Confidential Fish & Wildlife Service Documents Released Under FOIA Demonstrate Importance of Whistleblowers in Combatting Wildlife Trade

Published on September 16, 2019

Please, share this page
Confidential Fish & Wildlife Service Documents Released Under FOIA Demonstrate Importance of Whistleblowers in Combatting Wildlife Trade

Washington, DC | September 16, 2019 – The National Whistleblower Center (NWC) released a special report on the role of whistleblowers in combatting wildlife crime on Saturday, September 14th, as part of a presentation by NWC founder and board chairman, Stephen Kohn, at the Thinking Animals United’s 2019 Rethinking Animals Summit in New York City. After filing Freedom of Information Act (FOIA) requests to the U.S. Departments of Agriculture, Commerce, Interior, & Treasury, NWC found that the whistleblower reward programs created by Congress were virtually nonexistent in three of these departments and that the only operative program, at the Interior Department, is facing serious challenges in light of the growing threat of international wildlife trafficking.

The NWC report, based on the whistleblower files from the U.S. Fish & Wildlife Services (FWS) as well as an independent investigation from the Government Accountability Office (GAO), shows that FWS enforcement agents greatly value whistleblowers, but at least through 2017, this appreciation is generally not reflected in meaningful rewards. Given the critical role that whistleblowers play in wildlife law enforcement cases and given the risks they often taking in disclosing information about criminality, NWC finds that legislative reform is needed.

The report identifies five critical needs for the whistleblower programs at the four departments:

  • Mandatory rewards for those who provide original information on wildlife crime, with the size of the reward tied to the value of the whistleblower’s information to prosecution success;
  • Application to transnational crime
  • Stronger penalties
  • Recovered monies directed to conservation efforts, and
  • Agency-specific whistleblower plans, including communication strategies to raise public awareness about these programs.

The NWC report explains how each of these needs is fully addressed in the pending Wildlife Conservation & Anti-Trafficking Act (H.R.864), introduced earlier this year by Representatives Garamendi (D-CA) and Young (R-AK). This bill is modeled after successful whistleblower protection laws including the False Claims Act, Foreign Corrupt Practices Act, and tax, commodity, securities, and auto safety laws.

NWC’s Executive Director John Kostyack stated,

International wildlife trafficking is one of the greatest threats to the world’s biological diversity. We are at great risk of losing elephants, rhinos and other treasured species in our lifetimes, as well as badly harming the many communities that depend on a healthy natural resource base for their economic survival. Our report’s findings paint a grim picture of the battle against the illegal wildlife trade because the key agencies charged with tackling this problem do not have the whistleblower programs we need.

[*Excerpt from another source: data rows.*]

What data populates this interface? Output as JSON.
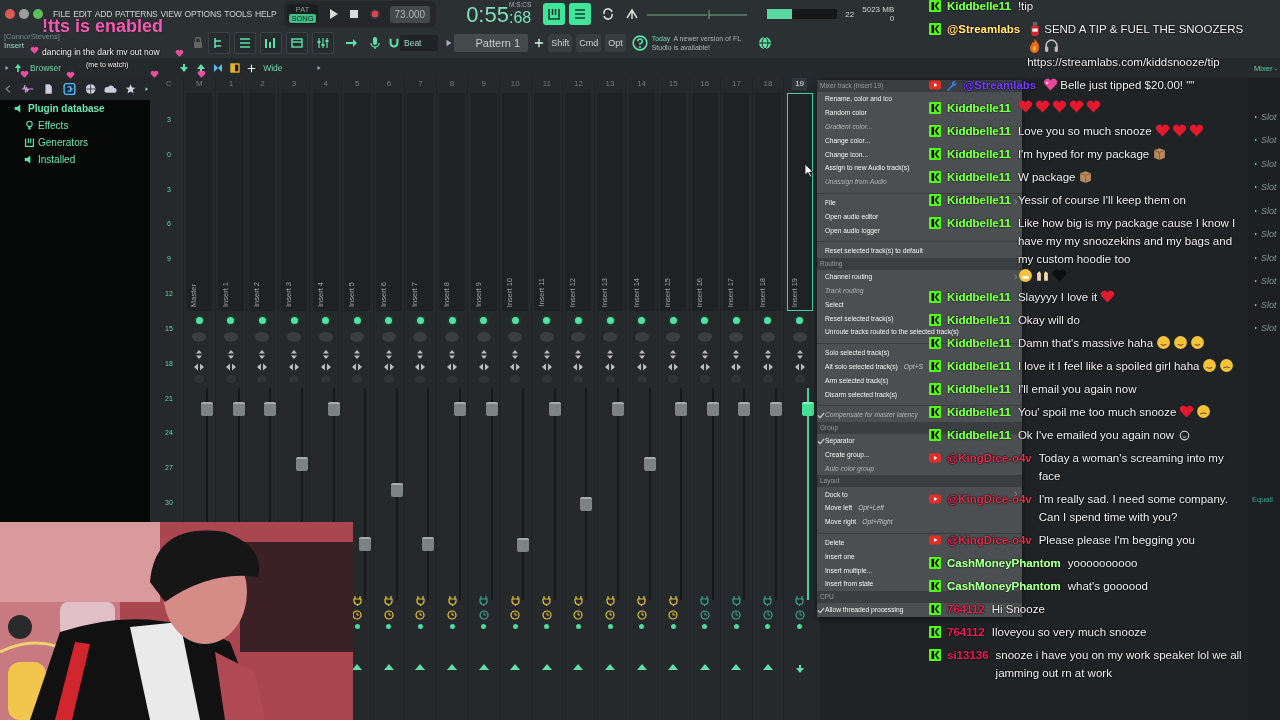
{
  "menu_bar": [
    "FILE",
    "EDIT",
    "ADD",
    "PATTERNS",
    "VIEW",
    "OPTIONS",
    "TOOLS",
    "HELP"
  ],
  "transport": {
    "modes": [
      {
        "label": "PAT",
        "selected": false
      },
      {
        "label": "SONG",
        "selected": true
      }
    ],
    "tempo": "73.000",
    "time": "0:55",
    "time_fraction": ":68",
    "time_unit": "M:S:CS"
  },
  "cpu_meter": {
    "level": 0.35
  },
  "cpu": "22",
  "memory": "5023 MB",
  "polyphony": "0",
  "toolbar": {
    "user_tag": "[ConnorStevens]",
    "track_label": "Insert",
    "snap": "Beat",
    "pattern": "Pattern 1",
    "modifiers": [
      "Shift",
      "Cmd",
      "Opt"
    ],
    "news_date": "Today",
    "news": "A newer version of FL Studio is available!"
  },
  "browser_bar": {
    "title": "Browser",
    "view": "Wide",
    "mixer_title": "Mixer -"
  },
  "browser": {
    "tree": [
      {
        "label": "Plugin database",
        "kind": "database",
        "children": [
          {
            "label": "Effects",
            "kind": "effects"
          },
          {
            "label": "Generators",
            "kind": "generators"
          },
          {
            "label": "Installed",
            "kind": "installed"
          }
        ]
      }
    ]
  },
  "mixer": {
    "scale_header": "C",
    "scale": [
      "3",
      "0",
      "3",
      "6",
      "9",
      "12",
      "15",
      "18",
      "21",
      "24",
      "27",
      "30"
    ],
    "tracks": [
      {
        "number": "M",
        "name": "Master",
        "level": 0.93,
        "selected": false
      },
      {
        "number": "1",
        "name": "Insert 1",
        "level": 0.93,
        "selected": false
      },
      {
        "number": "2",
        "name": "Insert 2",
        "level": 0.93,
        "selected": false
      },
      {
        "number": "3",
        "name": "Insert 3",
        "level": 0.65,
        "selected": false
      },
      {
        "number": "4",
        "name": "Insert 4",
        "level": 0.93,
        "selected": false
      },
      {
        "number": "5",
        "name": "Insert 5",
        "level": 0.25,
        "selected": false,
        "fx": true
      },
      {
        "number": "6",
        "name": "Insert 6",
        "level": 0.52,
        "selected": false,
        "fx": true
      },
      {
        "number": "7",
        "name": "Insert 7",
        "level": 0.25,
        "selected": false,
        "fx": true
      },
      {
        "number": "8",
        "name": "Insert 8",
        "level": 0.93,
        "selected": false,
        "fx": true
      },
      {
        "number": "9",
        "name": "Insert 9",
        "level": 0.93,
        "selected": false,
        "fx": false
      },
      {
        "number": "10",
        "name": "Insert 10",
        "level": 0.24,
        "selected": false,
        "fx": true
      },
      {
        "number": "11",
        "name": "Insert 11",
        "level": 0.93,
        "selected": false,
        "fx": true
      },
      {
        "number": "12",
        "name": "Insert 12",
        "level": 0.45,
        "selected": false,
        "fx": true
      },
      {
        "number": "13",
        "name": "Insert 13",
        "level": 0.93,
        "selected": false,
        "fx": true
      },
      {
        "number": "14",
        "name": "Insert 14",
        "level": 0.65,
        "selected": false,
        "fx": true
      },
      {
        "number": "15",
        "name": "Insert 15",
        "level": 0.93,
        "selected": false,
        "fx": true
      },
      {
        "number": "16",
        "name": "Insert 16",
        "level": 0.93,
        "selected": false,
        "fx": false
      },
      {
        "number": "17",
        "name": "Insert 17",
        "level": 0.93,
        "selected": false,
        "fx": false
      },
      {
        "number": "18",
        "name": "Insert 18",
        "level": 0.93,
        "selected": false,
        "fx": false
      },
      {
        "number": "19",
        "name": "Insert 19",
        "level": 0.93,
        "selected": true,
        "fx": false
      }
    ]
  },
  "right_panel": {
    "slots": [
      "Slot",
      "Slot",
      "Slot",
      "Slot",
      "Slot",
      "Slot",
      "Slot",
      "Slot",
      "Slot",
      "Slot"
    ],
    "label": "Equali"
  },
  "context_menu": {
    "title": "Mixer track (Insert 19)",
    "items": [
      {
        "kind": "item",
        "label": "Rename, color and ico",
        "disabled": false,
        "checked": false,
        "submenu": false
      },
      {
        "kind": "item",
        "label": "Random color",
        "disabled": false,
        "checked": false,
        "submenu": false
      },
      {
        "kind": "item",
        "label": "Gradient color...",
        "disabled": true,
        "checked": false,
        "submenu": false
      },
      {
        "kind": "item",
        "label": "Change color...",
        "disabled": false,
        "checked": false,
        "submenu": false
      },
      {
        "kind": "item",
        "label": "Change icon...",
        "disabled": false,
        "checked": false,
        "submenu": false
      },
      {
        "kind": "item",
        "label": "Assign to new Audio track(s)",
        "disabled": false,
        "checked": false,
        "submenu": false
      },
      {
        "kind": "item",
        "label": "Unassign from Audio",
        "disabled": true,
        "checked": false,
        "submenu": false
      },
      {
        "kind": "separator"
      },
      {
        "kind": "item",
        "label": "File",
        "disabled": false,
        "checked": false,
        "submenu": true
      },
      {
        "kind": "item",
        "label": "Open audio editor",
        "disabled": false,
        "checked": false,
        "submenu": false
      },
      {
        "kind": "item",
        "label": "Open audio logger",
        "disabled": false,
        "checked": false,
        "submenu": false
      },
      {
        "kind": "separator"
      },
      {
        "kind": "item",
        "label": "Reset selected track(s) to default",
        "disabled": false,
        "checked": false,
        "submenu": false
      },
      {
        "kind": "header",
        "label": "Routing"
      },
      {
        "kind": "item",
        "label": "Channel routing",
        "disabled": false,
        "checked": false,
        "submenu": true
      },
      {
        "kind": "item",
        "label": "Track routing",
        "disabled": true,
        "checked": false,
        "submenu": false
      },
      {
        "kind": "item",
        "label": "Select",
        "disabled": false,
        "checked": false,
        "submenu": false
      },
      {
        "kind": "item",
        "label": "Reset selected track(s)",
        "disabled": false,
        "checked": false,
        "submenu": false
      },
      {
        "kind": "item",
        "label": "Unroute tracks routed to the selected track(s)",
        "disabled": false,
        "checked": false,
        "submenu": false
      },
      {
        "kind": "separator"
      },
      {
        "kind": "item",
        "label": "Solo selected track(s)",
        "disabled": false,
        "checked": false,
        "submenu": false
      },
      {
        "kind": "item",
        "label": "Alt solo selected track(s)",
        "disabled": false,
        "checked": false,
        "submenu": false,
        "shortcut": "Opt+S"
      },
      {
        "kind": "item",
        "label": "Arm selected track(s)",
        "disabled": false,
        "checked": false,
        "submenu": false
      },
      {
        "kind": "item",
        "label": "Disarm selected track(s)",
        "disabled": false,
        "checked": false,
        "submenu": false
      },
      {
        "kind": "separator"
      },
      {
        "kind": "item",
        "label": "Compensate for master latency",
        "disabled": true,
        "checked": true,
        "submenu": false
      },
      {
        "kind": "header",
        "label": "Group"
      },
      {
        "kind": "item",
        "label": "Separator",
        "disabled": false,
        "checked": true,
        "submenu": false
      },
      {
        "kind": "item",
        "label": "Create group...",
        "disabled": false,
        "checked": false,
        "submenu": false
      },
      {
        "kind": "item",
        "label": "Auto color group",
        "disabled": true,
        "checked": false,
        "submenu": false
      },
      {
        "kind": "header",
        "label": "Layout"
      },
      {
        "kind": "item",
        "label": "Dock to",
        "disabled": false,
        "checked": false,
        "submenu": true
      },
      {
        "kind": "item",
        "label": "Move left",
        "disabled": false,
        "checked": false,
        "submenu": false,
        "shortcut": "Opt+Left"
      },
      {
        "kind": "item",
        "label": "Move right",
        "disabled": false,
        "checked": false,
        "submenu": false,
        "shortcut": "Opt+Right"
      },
      {
        "kind": "separator"
      },
      {
        "kind": "item",
        "label": "Delete",
        "disabled": false,
        "checked": false,
        "submenu": false
      },
      {
        "kind": "item",
        "label": "Insert one",
        "disabled": false,
        "checked": false,
        "submenu": false
      },
      {
        "kind": "item",
        "label": "Insert multiple...",
        "disabled": false,
        "checked": false,
        "submenu": false
      },
      {
        "kind": "item",
        "label": "Insert from state",
        "disabled": false,
        "checked": false,
        "submenu": false
      },
      {
        "kind": "header",
        "label": "CPU"
      },
      {
        "kind": "item",
        "label": "Allow threaded processing",
        "disabled": false,
        "checked": true,
        "submenu": false
      }
    ]
  },
  "stream_overlay": {
    "alert": "!tts is enabled",
    "now_playing": "dancing in the dark mv out now",
    "note": "(me to watch)"
  },
  "chat": [
    {
      "badges": [
        {
          "kind": "kick"
        }
      ],
      "user": "Kiddbelle11",
      "color": "#62ec3a",
      "content": [
        {
          "kind": "text",
          "text": "!tip"
        }
      ]
    },
    {
      "badges": [
        {
          "kind": "kick"
        }
      ],
      "user": "@Streamlabs",
      "color": "#e6b45a",
      "content": [
        {
          "kind": "extinguisher"
        },
        {
          "kind": "text",
          "text": "SEND A TIP & FUEL THE SNOOZERS"
        },
        {
          "kind": "fire"
        },
        {
          "kind": "headphones"
        },
        {
          "kind": "text",
          "text": "https://streamlabs.com/kiddsnooze/tip"
        }
      ]
    },
    {
      "badges": [
        {
          "kind": "youtube"
        },
        {
          "kind": "wrench"
        }
      ],
      "user": "@Streamlabs",
      "color": "#5a2fd0",
      "content": [
        {
          "kind": "sparkle_heart"
        },
        {
          "kind": "text",
          "text": "Belle just tipped $20.00! \"\""
        }
      ]
    },
    {
      "badges": [
        {
          "kind": "kick"
        }
      ],
      "user": "Kiddbelle11",
      "color": "#62ec3a",
      "content": [
        {
          "kind": "heart"
        },
        {
          "kind": "heart"
        },
        {
          "kind": "heart"
        },
        {
          "kind": "heart"
        },
        {
          "kind": "heart"
        }
      ]
    },
    {
      "badges": [
        {
          "kind": "kick"
        }
      ],
      "user": "Kiddbelle11",
      "color": "#62ec3a",
      "content": [
        {
          "kind": "text",
          "text": "Love you so much snooze"
        },
        {
          "kind": "heart"
        },
        {
          "kind": "heart"
        },
        {
          "kind": "heart"
        }
      ]
    },
    {
      "badges": [
        {
          "kind": "kick"
        }
      ],
      "user": "Kiddbelle11",
      "color": "#62ec3a",
      "content": [
        {
          "kind": "text",
          "text": "I'm hyped for my package"
        },
        {
          "kind": "package"
        }
      ]
    },
    {
      "badges": [
        {
          "kind": "kick"
        }
      ],
      "user": "Kiddbelle11",
      "color": "#62ec3a",
      "content": [
        {
          "kind": "text",
          "text": "W package"
        },
        {
          "kind": "package"
        }
      ]
    },
    {
      "badges": [
        {
          "kind": "kick"
        }
      ],
      "user": "Kiddbelle11",
      "color": "#62ec3a",
      "content": [
        {
          "kind": "text",
          "text": "Yessir of course I'll keep them on"
        }
      ]
    },
    {
      "badges": [
        {
          "kind": "kick"
        }
      ],
      "user": "Kiddbelle11",
      "color": "#62ec3a",
      "content": [
        {
          "kind": "text",
          "text": "Like how big is my package cause I know I have my my snoozekins and my bags and my custom hoodie too"
        },
        {
          "kind": "grin"
        },
        {
          "kind": "raised_hands"
        },
        {
          "kind": "black_heart"
        }
      ]
    },
    {
      "badges": [
        {
          "kind": "kick"
        }
      ],
      "user": "Kiddbelle11",
      "color": "#62ec3a",
      "content": [
        {
          "kind": "text",
          "text": "Slayyyy I love it"
        },
        {
          "kind": "heart"
        }
      ]
    },
    {
      "badges": [
        {
          "kind": "kick"
        }
      ],
      "user": "Kiddbelle11",
      "color": "#62ec3a",
      "content": [
        {
          "kind": "text",
          "text": "Okay will do"
        }
      ]
    },
    {
      "badges": [
        {
          "kind": "kick"
        }
      ],
      "user": "Kiddbelle11",
      "color": "#62ec3a",
      "content": [
        {
          "kind": "text",
          "text": "Damn that's massive haha"
        },
        {
          "kind": "smile"
        },
        {
          "kind": "smile"
        },
        {
          "kind": "smile"
        }
      ]
    },
    {
      "badges": [
        {
          "kind": "kick"
        }
      ],
      "user": "Kiddbelle11",
      "color": "#62ec3a",
      "content": [
        {
          "kind": "text",
          "text": "I love it I feel like a spoiled girl haha"
        },
        {
          "kind": "smile"
        },
        {
          "kind": "woozy"
        }
      ]
    },
    {
      "badges": [
        {
          "kind": "kick"
        }
      ],
      "user": "Kiddbelle11",
      "color": "#62ec3a",
      "content": [
        {
          "kind": "text",
          "text": "I'll email you again now"
        }
      ]
    },
    {
      "badges": [
        {
          "kind": "kick"
        }
      ],
      "user": "Kiddbelle11",
      "color": "#62ec3a",
      "content": [
        {
          "kind": "text",
          "text": "You' spoil me too much snooze"
        },
        {
          "kind": "heart"
        },
        {
          "kind": "woozy"
        }
      ]
    },
    {
      "badges": [
        {
          "kind": "kick"
        }
      ],
      "user": "Kiddbelle11",
      "color": "#62ec3a",
      "content": [
        {
          "kind": "text",
          "text": "Ok I've emailed you again now"
        },
        {
          "kind": "small_smile"
        }
      ]
    },
    {
      "badges": [
        {
          "kind": "youtube"
        }
      ],
      "user": "@KingDice-o4v",
      "color": "#a3243a",
      "content": [
        {
          "kind": "text",
          "text": "Today a woman's screaming into my face"
        }
      ]
    },
    {
      "badges": [
        {
          "kind": "youtube"
        }
      ],
      "user": "@KingDice-o4v",
      "color": "#a3243a",
      "content": [
        {
          "kind": "text",
          "text": "I'm really sad. I need some company. Can I spend time with you?"
        }
      ]
    },
    {
      "badges": [
        {
          "kind": "youtube"
        }
      ],
      "user": "@KingDice-o4v",
      "color": "#a3243a",
      "content": [
        {
          "kind": "text",
          "text": "Please please I'm begging you"
        }
      ]
    },
    {
      "badges": [
        {
          "kind": "kick"
        }
      ],
      "user": "CashMoneyPhantom",
      "color": "#86ee74",
      "content": [
        {
          "kind": "text",
          "text": "yoooooooooo"
        }
      ]
    },
    {
      "badges": [
        {
          "kind": "kick"
        }
      ],
      "user": "CashMoneyPhantom",
      "color": "#86ee74",
      "content": [
        {
          "kind": "text",
          "text": "what's goooood"
        }
      ]
    },
    {
      "badges": [
        {
          "kind": "kick"
        }
      ],
      "user": "764112",
      "color": "#b0183f",
      "content": [
        {
          "kind": "text",
          "text": "Hi Snooze"
        }
      ]
    },
    {
      "badges": [
        {
          "kind": "kick"
        }
      ],
      "user": "764112",
      "color": "#b0183f",
      "content": [
        {
          "kind": "text",
          "text": "Iloveyou so very much snooze"
        }
      ]
    },
    {
      "badges": [
        {
          "kind": "kick"
        }
      ],
      "user": "si13136",
      "color": "#b0183f",
      "content": [
        {
          "kind": "text",
          "text": "snooze i have you on my work speaker lol we all jamming out rn at work"
        }
      ]
    }
  ]
}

H.R. 864 must be passed so that the U.S. can make its fair contribution to ending this global crisis.

For more information about the report and general press inquiries, please contact Nick Younger at

Report Fraud Now